MySpace Hooks up with Cingular

Those of you waiting for MySpace mobile to move beyond just Helio, well, Cingular and MySpace say today that they are offering the MySpace Mobile service to Cingular customers. It makes sense — the largest U.S. carrier and the daddy of social networks. The deal will go a long way in teaching cell phone users in the U.S. about the mobile web and mobile applications.

The companies say Cingular subscribers will be able to edit MySpace profiles, view and add friends, upload photos and blogs, and send/receive messages. The service costs $2.99 per month plus data charges. Cingular customers can text “MYSPACE” to “386” (FUN) to get the MySpace Mobile application onto cell phones, as well as connect through Cingular’s menu. We downloaded the application and briefly tested it out.

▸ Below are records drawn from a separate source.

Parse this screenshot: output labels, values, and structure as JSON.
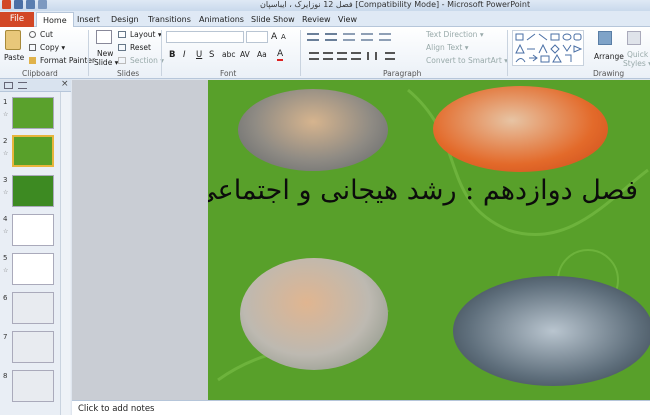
{
  "window": {
    "title": "فصل 12 نوزایرک ، ایباسپان [Compatibility Mode] - Microsoft PowerPoint"
  },
  "ribbon": {
    "tabs": [
      "File",
      "Home",
      "Insert",
      "Design",
      "Transitions",
      "Animations",
      "Slide Show",
      "Review",
      "View"
    ],
    "active_tab": "Home",
    "clipboard": {
      "paste": "Paste",
      "cut": "Cut",
      "copy": "Copy ▾",
      "format_painter": "Format Painter",
      "label": "Clipboard"
    },
    "slides": {
      "new_slide": "New",
      "new_slide_2": "Slide ▾",
      "layout": "Layout ▾",
      "reset": "Reset",
      "section": "Section ▾",
      "label": "Slides"
    },
    "font": {
      "label": "Font",
      "grow": "A",
      "shrink": "A",
      "bold": "B",
      "italic": "I",
      "underline": "U",
      "strike": "S",
      "shadow": "abc",
      "spacing": "AV",
      "case": "Aa",
      "color": "A"
    },
    "paragraph": {
      "label": "Paragraph",
      "text_direction": "Text Direction ▾",
      "align_text": "Align Text ▾",
      "convert_smartart": "Convert to SmartArt ▾"
    },
    "drawing": {
      "label": "Drawing",
      "arrange": "Arrange",
      "quick_styles": "Quick",
      "quick_styles_2": "Styles ▾"
    }
  },
  "slides_panel": {
    "thumbs": [
      "1",
      "2",
      "3",
      "4",
      "5",
      "6",
      "7",
      "8"
    ],
    "selected": "2"
  },
  "slide": {
    "title": "فصل دوازدهم : رشد هیجانی و اجتماعی در نوجوانی"
  },
  "notes": {
    "placeholder": "Click to add notes"
  },
  "colors": {
    "file_tab": "#d24726",
    "slide_bg": "#58a02a",
    "selected_thumb_border": "#e8b53c"
  }
}
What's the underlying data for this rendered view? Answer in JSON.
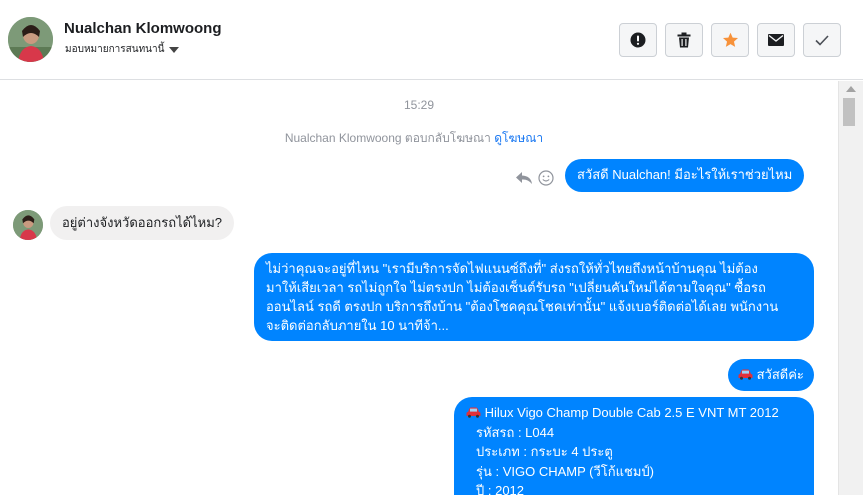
{
  "header": {
    "contact_name": "Nualchan Klomwoong",
    "assign_label": "มอบหมายการสนทนานี้",
    "actions": [
      {
        "icon": "alert-icon",
        "label": "spam"
      },
      {
        "icon": "trash-icon",
        "label": "delete"
      },
      {
        "icon": "star-icon",
        "label": "star"
      },
      {
        "icon": "mail-icon",
        "label": "unread"
      },
      {
        "icon": "check-icon",
        "label": "done"
      }
    ]
  },
  "chat": {
    "timestamp": "15:29",
    "system_prefix": "Nualchan Klomwoong ตอบกลับโฆษณา",
    "system_link": "ดูโฆษณา",
    "messages": {
      "greeting_out": "สวัสดี Nualchan! มีอะไรให้เราช่วยไหม",
      "question_in": "อยู่ต่างจังหวัดออกรถได้ไหม?",
      "long_out": {
        "line1": "ไม่ว่าคุณจะอยู่ที่ไหน \"เรามีบริการจัดไฟแนนซ์ถึงที่\"  ส่งรถให้ทั่วไทยถึงหน้าบ้านคุณ ไม่ต้อง",
        "line2": "มาให้เสียเวลา รถไม่ถูกใจ ไม่ตรงปก ไม่ต้องเซ็นต์รับรถ \"เปลี่ยนคันใหม่ได้ตามใจคุณ\" ซื้อรถ",
        "line3": "ออนไลน์ รถดี ตรงปก บริการถึงบ้าน \"ต้องโชคคุณโชคเท่านั้น\" แจ้งเบอร์ติดต่อได้เลย พนักงาน",
        "line4": "จะติดต่อกลับภายใน 10 นาทีจ้า..."
      },
      "hello_out": "สวัสดีค่ะ",
      "car_card": {
        "title": "Hilux Vigo Champ Double Cab 2.5 E VNT MT 2012",
        "code": "รหัสรถ : L044",
        "type": "ประเภท : กระบะ 4 ประตู",
        "model": "รุ่น : VIGO CHAMP (วีโก้แชมป์)",
        "year": "ปี : 2012"
      }
    }
  },
  "colors": {
    "outgoing_bubble": "#0084ff",
    "incoming_bubble": "#f1f0f0",
    "star": "#f7923a",
    "link": "#1877f2"
  }
}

The application itself is slick — and actually has a cleaner design than MySpace for the web (though that wouldn’t be too hard to beat). After downloading and opening the app, the first thing you read: “As with any heavy-data mobile application, Cingular strongly recommends you subscribe to a Media Max data bundle IN ADDITION to this purchase.” Smart Cingular. There’s a pretty good chance this application will convince a lot of cell phone users to get data plans.

Using the application to search friend’s profiles and look at photos was pretty slow over the cellular network. Regardless, this is one of the most high profile mobile applications to date for wireless users in the U.S., and will significantly boost the awareness of mobile downloads and apps — that makes it a good day for you mobile application startups!

Cingular had to get this deal with MySpace, after Verizon Wireless grabbed YouTube. (The Cingular/MySpace service doesn’t currently include video.) Though, Cingular and MySpace already offered text alerts. To date few mobile social networks have had much success, but this deal could change that. ABI Research says “mobile social communities” currently count nearly 50 million members worldwide, a number that is expected to reach 174 million in 2011.